##### Material provided

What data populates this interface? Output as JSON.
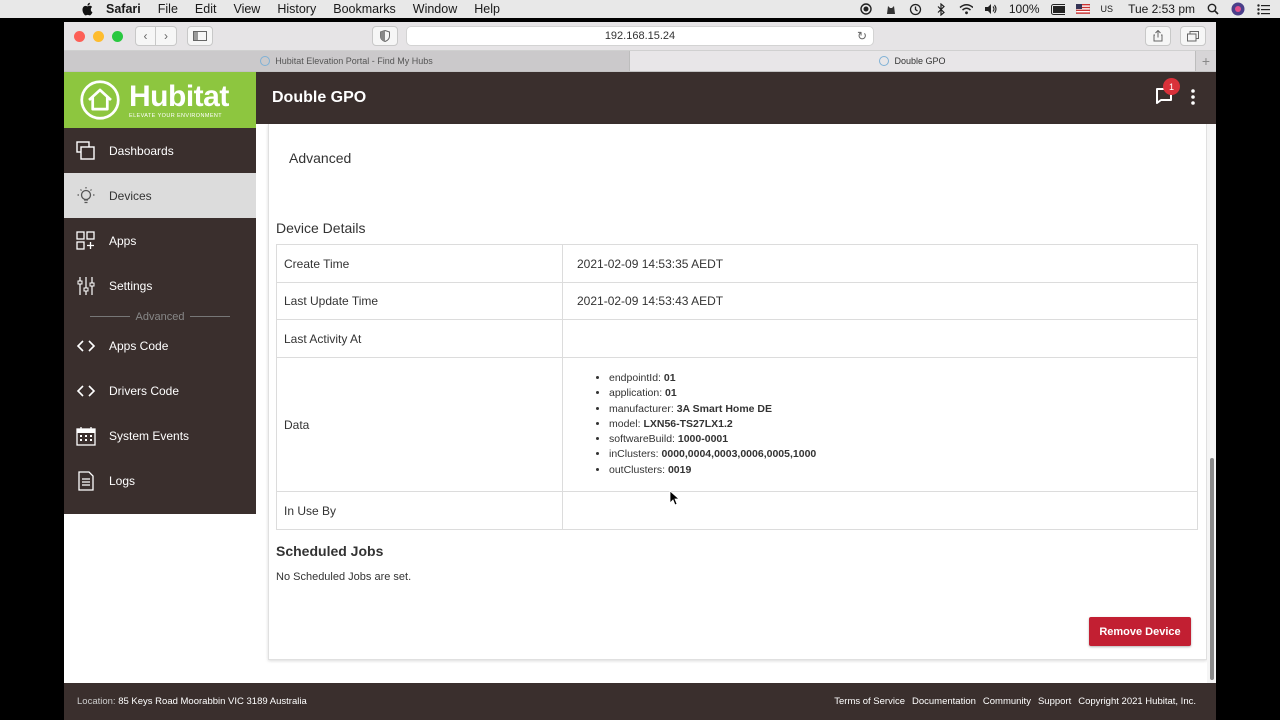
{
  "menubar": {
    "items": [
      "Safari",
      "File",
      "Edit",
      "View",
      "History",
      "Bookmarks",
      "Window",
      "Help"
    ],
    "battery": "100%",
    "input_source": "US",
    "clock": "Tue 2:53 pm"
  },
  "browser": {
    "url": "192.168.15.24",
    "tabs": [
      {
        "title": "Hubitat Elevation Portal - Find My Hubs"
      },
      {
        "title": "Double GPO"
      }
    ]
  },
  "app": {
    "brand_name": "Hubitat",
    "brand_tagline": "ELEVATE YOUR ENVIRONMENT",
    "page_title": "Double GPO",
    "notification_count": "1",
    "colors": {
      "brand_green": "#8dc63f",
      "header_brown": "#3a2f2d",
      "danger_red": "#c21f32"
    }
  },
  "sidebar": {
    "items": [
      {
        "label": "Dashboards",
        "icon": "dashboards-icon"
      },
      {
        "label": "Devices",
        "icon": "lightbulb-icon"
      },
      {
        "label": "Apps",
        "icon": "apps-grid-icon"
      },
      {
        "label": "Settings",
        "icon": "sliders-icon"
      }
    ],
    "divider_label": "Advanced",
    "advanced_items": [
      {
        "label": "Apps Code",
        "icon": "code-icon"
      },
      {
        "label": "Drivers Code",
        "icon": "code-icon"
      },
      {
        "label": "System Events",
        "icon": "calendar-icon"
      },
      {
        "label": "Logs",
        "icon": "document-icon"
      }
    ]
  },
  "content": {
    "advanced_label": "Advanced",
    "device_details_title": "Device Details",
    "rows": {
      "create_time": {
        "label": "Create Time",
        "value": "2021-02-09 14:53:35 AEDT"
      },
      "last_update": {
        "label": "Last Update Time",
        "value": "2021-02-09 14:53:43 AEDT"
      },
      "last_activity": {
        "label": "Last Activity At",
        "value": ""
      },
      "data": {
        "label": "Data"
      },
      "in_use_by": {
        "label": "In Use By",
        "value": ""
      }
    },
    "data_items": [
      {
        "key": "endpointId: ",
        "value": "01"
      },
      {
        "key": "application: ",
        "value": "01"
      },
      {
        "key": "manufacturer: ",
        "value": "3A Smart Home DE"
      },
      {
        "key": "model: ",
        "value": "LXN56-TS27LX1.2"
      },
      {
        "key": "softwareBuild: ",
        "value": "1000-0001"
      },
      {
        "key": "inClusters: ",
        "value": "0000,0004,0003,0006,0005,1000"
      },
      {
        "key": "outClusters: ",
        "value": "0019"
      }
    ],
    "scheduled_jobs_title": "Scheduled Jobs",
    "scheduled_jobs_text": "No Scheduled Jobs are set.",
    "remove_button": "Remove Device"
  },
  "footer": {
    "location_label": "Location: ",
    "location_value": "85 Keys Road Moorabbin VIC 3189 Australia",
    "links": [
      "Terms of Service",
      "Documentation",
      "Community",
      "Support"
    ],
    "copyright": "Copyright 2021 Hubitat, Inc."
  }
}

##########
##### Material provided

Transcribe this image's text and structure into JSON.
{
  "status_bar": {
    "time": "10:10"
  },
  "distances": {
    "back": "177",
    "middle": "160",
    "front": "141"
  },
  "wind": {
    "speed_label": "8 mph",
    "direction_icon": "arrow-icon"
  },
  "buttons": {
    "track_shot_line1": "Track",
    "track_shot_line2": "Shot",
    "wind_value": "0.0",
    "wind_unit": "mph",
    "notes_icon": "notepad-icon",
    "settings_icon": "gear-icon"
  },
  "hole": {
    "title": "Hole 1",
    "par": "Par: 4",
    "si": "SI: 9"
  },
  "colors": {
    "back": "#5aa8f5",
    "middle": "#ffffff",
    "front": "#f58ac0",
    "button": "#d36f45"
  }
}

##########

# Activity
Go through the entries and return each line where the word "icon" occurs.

# Expected answer
        "icon": "dashboards-icon"
        "icon": "lightbulb-icon"
        "icon": "apps-grid-icon"
        "icon": "sliders-icon"
        "icon": "code-icon"
        "icon": "code-icon"
        "icon": "calendar-icon"
        "icon": "document-icon"
    "direction_icon": "arrow-icon"
    "notes_icon": "notepad-icon",
    "settings_icon": "gear-icon"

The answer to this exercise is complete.